++++ DATA TO USE ++++
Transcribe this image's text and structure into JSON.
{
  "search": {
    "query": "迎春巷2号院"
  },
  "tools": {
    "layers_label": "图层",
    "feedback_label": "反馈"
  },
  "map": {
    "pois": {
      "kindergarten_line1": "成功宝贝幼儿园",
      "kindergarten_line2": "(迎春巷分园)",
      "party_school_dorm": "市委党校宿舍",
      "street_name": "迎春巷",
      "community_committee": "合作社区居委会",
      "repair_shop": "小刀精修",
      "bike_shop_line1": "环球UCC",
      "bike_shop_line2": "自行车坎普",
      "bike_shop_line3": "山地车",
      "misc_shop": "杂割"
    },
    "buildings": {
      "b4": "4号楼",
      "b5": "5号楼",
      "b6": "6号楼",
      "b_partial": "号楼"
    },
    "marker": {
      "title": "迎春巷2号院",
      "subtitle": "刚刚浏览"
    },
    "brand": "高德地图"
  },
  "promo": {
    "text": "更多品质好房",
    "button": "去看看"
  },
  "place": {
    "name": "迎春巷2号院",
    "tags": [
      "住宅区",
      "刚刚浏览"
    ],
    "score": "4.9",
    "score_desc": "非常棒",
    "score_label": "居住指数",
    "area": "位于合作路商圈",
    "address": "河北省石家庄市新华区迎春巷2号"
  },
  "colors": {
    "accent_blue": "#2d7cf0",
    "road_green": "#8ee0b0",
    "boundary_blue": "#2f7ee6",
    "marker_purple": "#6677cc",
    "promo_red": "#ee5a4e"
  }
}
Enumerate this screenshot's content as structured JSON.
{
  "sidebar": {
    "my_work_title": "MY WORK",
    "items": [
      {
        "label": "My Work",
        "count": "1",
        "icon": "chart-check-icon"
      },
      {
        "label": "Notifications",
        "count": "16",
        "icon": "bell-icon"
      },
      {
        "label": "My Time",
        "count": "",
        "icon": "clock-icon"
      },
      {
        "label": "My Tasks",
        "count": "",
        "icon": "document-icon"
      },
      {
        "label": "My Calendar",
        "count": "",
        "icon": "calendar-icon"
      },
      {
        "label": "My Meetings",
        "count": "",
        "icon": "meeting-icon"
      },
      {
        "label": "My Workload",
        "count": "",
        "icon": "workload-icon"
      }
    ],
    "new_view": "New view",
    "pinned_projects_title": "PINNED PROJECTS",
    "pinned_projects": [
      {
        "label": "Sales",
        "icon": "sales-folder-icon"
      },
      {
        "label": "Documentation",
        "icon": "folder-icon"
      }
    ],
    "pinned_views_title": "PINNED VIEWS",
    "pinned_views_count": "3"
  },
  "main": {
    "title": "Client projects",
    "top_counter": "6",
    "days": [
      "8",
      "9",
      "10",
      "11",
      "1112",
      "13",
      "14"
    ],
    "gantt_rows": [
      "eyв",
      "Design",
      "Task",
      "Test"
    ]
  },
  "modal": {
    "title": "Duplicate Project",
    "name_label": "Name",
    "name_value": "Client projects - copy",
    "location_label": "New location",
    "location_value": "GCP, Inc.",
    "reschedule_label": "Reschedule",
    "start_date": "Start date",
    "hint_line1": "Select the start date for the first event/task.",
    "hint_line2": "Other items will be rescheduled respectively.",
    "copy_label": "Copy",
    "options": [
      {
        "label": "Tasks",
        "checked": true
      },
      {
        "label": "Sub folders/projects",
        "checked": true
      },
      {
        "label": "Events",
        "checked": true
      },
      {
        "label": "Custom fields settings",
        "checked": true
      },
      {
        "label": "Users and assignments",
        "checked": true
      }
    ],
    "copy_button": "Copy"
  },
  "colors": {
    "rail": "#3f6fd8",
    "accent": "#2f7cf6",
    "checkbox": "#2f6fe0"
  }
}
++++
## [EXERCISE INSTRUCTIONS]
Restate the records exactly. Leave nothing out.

## [YOUR SOLUTION]
Transcribe this image's text and structure into JSON.
{
  "search": {
    "query": "迎春巷2号院"
  },
  "tools": {
    "layers_label": "图层",
    "feedback_label": "反馈"
  },
  "map": {
    "pois": {
      "kindergarten_line1": "成功宝贝幼儿园",
      "kindergarten_line2": "(迎春巷分园)",
      "party_school_dorm": "市委党校宿舍",
      "street_name": "迎春巷",
      "community_committee": "合作社区居委会",
      "repair_shop": "小刀精修",
      "bike_shop_line1": "环球UCC",
      "bike_shop_line2": "自行车坎普",
      "bike_shop_line3": "山地车",
      "misc_shop": "杂割"
    },
    "buildings": {
      "b4": "4号楼",
      "b5": "5号楼",
      "b6": "6号楼",
      "b_partial": "号楼"
    },
    "marker": {
      "title": "迎春巷2号院",
      "subtitle": "刚刚浏览"
    },
    "brand": "高德地图"
  },
  "promo": {
    "text": "更多品质好房",
    "button": "去看看"
  },
  "place": {
    "name": "迎春巷2号院",
    "tags": [
      "住宅区",
      "刚刚浏览"
    ],
    "score": "4.9",
    "score_desc": "非常棒",
    "score_label": "居住指数",
    "area": "位于合作路商圈",
    "address": "河北省石家庄市新华区迎春巷2号"
  },
  "colors": {
    "accent_blue": "#2d7cf0",
    "road_green": "#8ee0b0",
    "boundary_blue": "#2f7ee6",
    "marker_purple": "#6677cc",
    "promo_red": "#ee5a4e"
  }
}
Enumerate this screenshot's content as structured JSON.
{
  "sidebar": {
    "my_work_title": "MY WORK",
    "items": [
      {
        "label": "My Work",
        "count": "1",
        "icon": "chart-check-icon"
      },
      {
        "label": "Notifications",
        "count": "16",
        "icon": "bell-icon"
      },
      {
        "label": "My Time",
        "count": "",
        "icon": "clock-icon"
      },
      {
        "label": "My Tasks",
        "count": "",
        "icon": "document-icon"
      },
      {
        "label": "My Calendar",
        "count": "",
        "icon": "calendar-icon"
      },
      {
        "label": "My Meetings",
        "count": "",
        "icon": "meeting-icon"
      },
      {
        "label": "My Workload",
        "count": "",
        "icon": "workload-icon"
      }
    ],
    "new_view": "New view",
    "pinned_projects_title": "PINNED PROJECTS",
    "pinned_projects": [
      {
        "label": "Sales",
        "icon": "sales-folder-icon"
      },
      {
        "label": "Documentation",
        "icon": "folder-icon"
      }
    ],
    "pinned_views_title": "PINNED VIEWS",
    "pinned_views_count": "3"
  },
  "main": {
    "title": "Client projects",
    "top_counter": "6",
    "days": [
      "8",
      "9",
      "10",
      "11",
      "1112",
      "13",
      "14"
    ],
    "gantt_rows": [
      "eyв",
      "Design",
      "Task",
      "Test"
    ]
  },
  "modal": {
    "title": "Duplicate Project",
    "name_label": "Name",
    "name_value": "Client projects - copy",
    "location_label": "New location",
    "location_value": "GCP, Inc.",
    "reschedule_label": "Reschedule",
    "start_date": "Start date",
    "hint_line1": "Select the start date for the first event/task.",
    "hint_line2": "Other items will be rescheduled respectively.",
    "copy_label": "Copy",
    "options": [
      {
        "label": "Tasks",
        "checked": true
      },
      {
        "label": "Sub folders/projects",
        "checked": true
      },
      {
        "label": "Events",
        "checked": true
      },
      {
        "label": "Custom fields settings",
        "checked": true
      },
      {
        "label": "Users and assignments",
        "checked": true
      }
    ],
    "copy_button": "Copy"
  },
  "colors": {
    "rail": "#3f6fd8",
    "accent": "#2f7cf6",
    "checkbox": "#2f6fe0"
  }
}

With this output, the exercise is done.